It's complex. I've known two people who have seriously messed up their lives as a result of excessive gaming and one who came close (but pulled back at the last minute). I've known a lot more people who fouled up their lives for other reasons.
The two I knew who seriously messed up their lives were friends from my university days who managed to get so heavily into the QuakeWorld/Quake 3 online scene that they failed their exams at the end of their second year and were thrown out (my university didn't "do" second chances). One of them went into the workplace without a degree (and is doing more or less ok now, almost 15 years later, though probably not in the field he wanted to be in) while the other enrolled at another university and came damned close to flunking out a second time (but scraped graduation and is now a teacher, so draw your own conclusions).
The near-miss was more recent. A friend I've known for about a decade got so heavily into an MMO last year that it started to affect his attendance and performance at work. A few of us spotted what was happening and did a bit of an "intervention" (god, I hate that term, but I can't think of a better one). The immediate result was a week long sulk - but after that, he realised the danger he was in and pulled back from the edge.
Thing is, though, I'm not ultimately convinced that "gaming" was a unique factor in either of those cases.
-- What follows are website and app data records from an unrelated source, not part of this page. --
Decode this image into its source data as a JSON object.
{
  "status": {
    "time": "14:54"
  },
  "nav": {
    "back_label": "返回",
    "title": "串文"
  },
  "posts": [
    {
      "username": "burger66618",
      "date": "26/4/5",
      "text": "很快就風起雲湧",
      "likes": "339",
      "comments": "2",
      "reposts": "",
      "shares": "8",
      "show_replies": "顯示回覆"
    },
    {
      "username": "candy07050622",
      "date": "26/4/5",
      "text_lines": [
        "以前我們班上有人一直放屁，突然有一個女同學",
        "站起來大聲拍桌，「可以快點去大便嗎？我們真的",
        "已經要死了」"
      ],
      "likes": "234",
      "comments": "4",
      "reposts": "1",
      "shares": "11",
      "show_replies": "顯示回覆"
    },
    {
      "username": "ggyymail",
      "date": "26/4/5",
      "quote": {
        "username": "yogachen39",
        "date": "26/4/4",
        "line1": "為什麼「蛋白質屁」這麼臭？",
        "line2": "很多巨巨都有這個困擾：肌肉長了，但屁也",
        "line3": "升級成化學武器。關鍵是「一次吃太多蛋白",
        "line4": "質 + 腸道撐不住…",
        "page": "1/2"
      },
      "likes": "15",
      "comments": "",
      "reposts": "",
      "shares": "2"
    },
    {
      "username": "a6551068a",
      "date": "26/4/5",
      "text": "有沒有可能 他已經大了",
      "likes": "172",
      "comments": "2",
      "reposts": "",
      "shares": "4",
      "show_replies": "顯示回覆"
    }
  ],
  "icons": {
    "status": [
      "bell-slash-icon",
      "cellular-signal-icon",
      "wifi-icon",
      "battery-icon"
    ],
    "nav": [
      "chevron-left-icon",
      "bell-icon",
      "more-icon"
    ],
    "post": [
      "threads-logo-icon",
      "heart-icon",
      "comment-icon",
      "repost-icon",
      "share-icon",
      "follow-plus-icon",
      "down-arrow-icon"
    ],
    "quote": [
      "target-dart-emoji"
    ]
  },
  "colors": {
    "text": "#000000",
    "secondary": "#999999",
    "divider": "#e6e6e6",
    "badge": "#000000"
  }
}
In both cases, I think the social obligations that existed around gaming were a bigger factor. The Quake-pair weren't just playing the game; they were heavily involved in the competitive scene and had weekly practice and event schedules imposed on them by their clans. They both knew (one more than the other, perhaps) that they should be playing less, but didn't have the experience or maturity to tell their clan-mates when enough was enough. The MMO-player was, as he later admitted, more or less hating the game, but was so bound into his guild's hierarchy and structure that he felt he couldn't stop playing (or even cut back) for fear of letting other people down. So it wasn't so much video-game addiction as it was a kind of social entrapment.
Thing is, I've also seen people mess up their lives even more spectacularly for non-gaming reasons. In my first "grown up" job, one of my colleagues was into mountaineering. Seriously so. He'd take months of unpaid leave each year to go on expeditions. He'd done a couple of Himalayan 8,000ers as well as a whole load of peaks in Alaska and the Andes. And over time, it destroyed his life. His marriage fell apart, he lost contact with his son and, when redundancies came around at the office, he was the first one out the door; his lengthy absences meant that people had gotten used to doing without him, so he wasn't able to pull the "look indispensable" trick.
Another guy I was at university with ended up not just flunking out of his course but also winding up tens of thousands of GBP in debt. How? Poker. He convinced himself that as an "elite" maths student, he would be able to clean up. Turns out he couldn't. He ended up hopelessly addicted and throwing good money after bad.
I've also seen people wreck their lives through mundane and even unpleasant stuff. One guy I worked with got so drawn into work for the building management committee for the apartment block he lived in that it took over his life to the point he was spending most of the working day on it - and again, he was out the door at the first whiff of redundancies. He always told people that he was only doing it because he felt people were depending on him...
People are remarkably adept at finding ways to wreck their own lives and will use any tool at hand to do so. Games can be one of those tools and there certainly seem to be some people with a high general propensity to addictive behaviour who will be especially prone to gaming addiction. But for those people, I can't escape the view that if it wasn't gaming that brought them down, it would just be something else.
As for gaming and violence, which is the main point of TFA... meh. For me, gaming has always been stress relief and a harmless outlet for violent impulses.
There might be a separate issue around imitative behaviour in certain cases. That friend I mentioned before who ended up a teacher (and who many not, I grant you, be the most objective judge) takes the view that the only games which cause a problem in school are the 2d fighting games (Street Fighter, Mortal Kombat and the like) because of the dumber kids trying to imitate them and hurting themselves or somebody else. But I can imagine that potentially being just as true for, say, martial arts movies. He tells me he has far more problems with "collectible" non-video games (i,e. trading cards and the like), where disputes over theft and ownership are much more likely to escalate into violence.